Source data.
BEGIN

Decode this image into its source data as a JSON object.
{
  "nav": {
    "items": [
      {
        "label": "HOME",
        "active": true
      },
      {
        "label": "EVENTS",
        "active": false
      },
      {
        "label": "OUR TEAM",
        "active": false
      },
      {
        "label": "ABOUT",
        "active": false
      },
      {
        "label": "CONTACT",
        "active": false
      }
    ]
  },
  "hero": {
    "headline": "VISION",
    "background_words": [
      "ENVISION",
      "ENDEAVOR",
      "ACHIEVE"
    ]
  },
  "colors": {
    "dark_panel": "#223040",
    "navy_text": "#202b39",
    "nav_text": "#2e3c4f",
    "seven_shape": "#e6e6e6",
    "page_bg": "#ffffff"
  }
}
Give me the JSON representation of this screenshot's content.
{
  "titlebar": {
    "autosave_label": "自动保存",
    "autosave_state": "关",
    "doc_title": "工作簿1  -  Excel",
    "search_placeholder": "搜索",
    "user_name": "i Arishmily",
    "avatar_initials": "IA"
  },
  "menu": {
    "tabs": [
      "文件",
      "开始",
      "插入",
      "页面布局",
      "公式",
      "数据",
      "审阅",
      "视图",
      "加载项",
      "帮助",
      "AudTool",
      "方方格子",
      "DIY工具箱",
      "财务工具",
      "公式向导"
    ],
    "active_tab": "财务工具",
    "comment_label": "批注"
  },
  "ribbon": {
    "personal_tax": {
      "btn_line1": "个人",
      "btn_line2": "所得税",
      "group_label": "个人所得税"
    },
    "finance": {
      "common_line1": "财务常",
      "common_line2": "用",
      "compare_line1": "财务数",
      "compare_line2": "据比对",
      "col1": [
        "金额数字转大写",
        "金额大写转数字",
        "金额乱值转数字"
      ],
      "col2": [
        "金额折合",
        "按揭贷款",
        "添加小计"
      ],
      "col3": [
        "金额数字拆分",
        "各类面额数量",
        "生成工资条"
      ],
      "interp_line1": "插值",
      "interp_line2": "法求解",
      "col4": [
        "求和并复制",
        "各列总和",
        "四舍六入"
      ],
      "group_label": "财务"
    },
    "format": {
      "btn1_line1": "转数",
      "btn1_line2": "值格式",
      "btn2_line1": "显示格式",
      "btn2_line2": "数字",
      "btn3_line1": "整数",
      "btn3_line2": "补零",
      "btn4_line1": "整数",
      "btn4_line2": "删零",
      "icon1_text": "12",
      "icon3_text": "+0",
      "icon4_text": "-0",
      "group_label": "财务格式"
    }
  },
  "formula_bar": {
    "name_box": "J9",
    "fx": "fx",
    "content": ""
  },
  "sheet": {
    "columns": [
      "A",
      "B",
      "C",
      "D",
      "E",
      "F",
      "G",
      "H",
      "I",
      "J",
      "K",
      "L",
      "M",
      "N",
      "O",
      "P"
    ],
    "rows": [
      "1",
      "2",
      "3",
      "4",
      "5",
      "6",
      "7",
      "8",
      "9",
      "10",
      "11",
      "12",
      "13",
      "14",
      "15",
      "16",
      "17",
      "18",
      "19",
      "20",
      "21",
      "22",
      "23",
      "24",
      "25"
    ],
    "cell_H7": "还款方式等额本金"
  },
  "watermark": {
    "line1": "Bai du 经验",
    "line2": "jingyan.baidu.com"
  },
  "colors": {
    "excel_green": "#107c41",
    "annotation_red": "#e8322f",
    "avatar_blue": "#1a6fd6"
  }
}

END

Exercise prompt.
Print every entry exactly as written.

Task solution.
Decode this image into its source data as a JSON object.
{
  "nav": {
    "items": [
      {
        "label": "HOME",
        "active": true
      },
      {
        "label": "EVENTS",
        "active": false
      },
      {
        "label": "OUR TEAM",
        "active": false
      },
      {
        "label": "ABOUT",
        "active": false
      },
      {
        "label": "CONTACT",
        "active": false
      }
    ]
  },
  "hero": {
    "headline": "VISION",
    "background_words": [
      "ENVISION",
      "ENDEAVOR",
      "ACHIEVE"
    ]
  },
  "colors": {
    "dark_panel": "#223040",
    "navy_text": "#202b39",
    "nav_text": "#2e3c4f",
    "seven_shape": "#e6e6e6",
    "page_bg": "#ffffff"
  }
}
Give me the JSON representation of this screenshot's content.
{
  "titlebar": {
    "autosave_label": "自动保存",
    "autosave_state": "关",
    "doc_title": "工作簿1  -  Excel",
    "search_placeholder": "搜索",
    "user_name": "i Arishmily",
    "avatar_initials": "IA"
  },
  "menu": {
    "tabs": [
      "文件",
      "开始",
      "插入",
      "页面布局",
      "公式",
      "数据",
      "审阅",
      "视图",
      "加载项",
      "帮助",
      "AudTool",
      "方方格子",
      "DIY工具箱",
      "财务工具",
      "公式向导"
    ],
    "active_tab": "财务工具",
    "comment_label": "批注"
  },
  "ribbon": {
    "personal_tax": {
      "btn_line1": "个人",
      "btn_line2": "所得税",
      "group_label": "个人所得税"
    },
    "finance": {
      "common_line1": "财务常",
      "common_line2": "用",
      "compare_line1": "财务数",
      "compare_line2": "据比对",
      "col1": [
        "金额数字转大写",
        "金额大写转数字",
        "金额乱值转数字"
      ],
      "col2": [
        "金额折合",
        "按揭贷款",
        "添加小计"
      ],
      "col3": [
        "金额数字拆分",
        "各类面额数量",
        "生成工资条"
      ],
      "interp_line1": "插值",
      "interp_line2": "法求解",
      "col4": [
        "求和并复制",
        "各列总和",
        "四舍六入"
      ],
      "group_label": "财务"
    },
    "format": {
      "btn1_line1": "转数",
      "btn1_line2": "值格式",
      "btn2_line1": "显示格式",
      "btn2_line2": "数字",
      "btn3_line1": "整数",
      "btn3_line2": "补零",
      "btn4_line1": "整数",
      "btn4_line2": "删零",
      "icon1_text": "12",
      "icon3_text": "+0",
      "icon4_text": "-0",
      "group_label": "财务格式"
    }
  },
  "formula_bar": {
    "name_box": "J9",
    "fx": "fx",
    "content": ""
  },
  "sheet": {
    "columns": [
      "A",
      "B",
      "C",
      "D",
      "E",
      "F",
      "G",
      "H",
      "I",
      "J",
      "K",
      "L",
      "M",
      "N",
      "O",
      "P"
    ],
    "rows": [
      "1",
      "2",
      "3",
      "4",
      "5",
      "6",
      "7",
      "8",
      "9",
      "10",
      "11",
      "12",
      "13",
      "14",
      "15",
      "16",
      "17",
      "18",
      "19",
      "20",
      "21",
      "22",
      "23",
      "24",
      "25"
    ],
    "cell_H7": "还款方式等额本金"
  },
  "watermark": {
    "line1": "Bai du 经验",
    "line2": "jingyan.baidu.com"
  },
  "colors": {
    "excel_green": "#107c41",
    "annotation_red": "#e8322f",
    "avatar_blue": "#1a6fd6"
  }
}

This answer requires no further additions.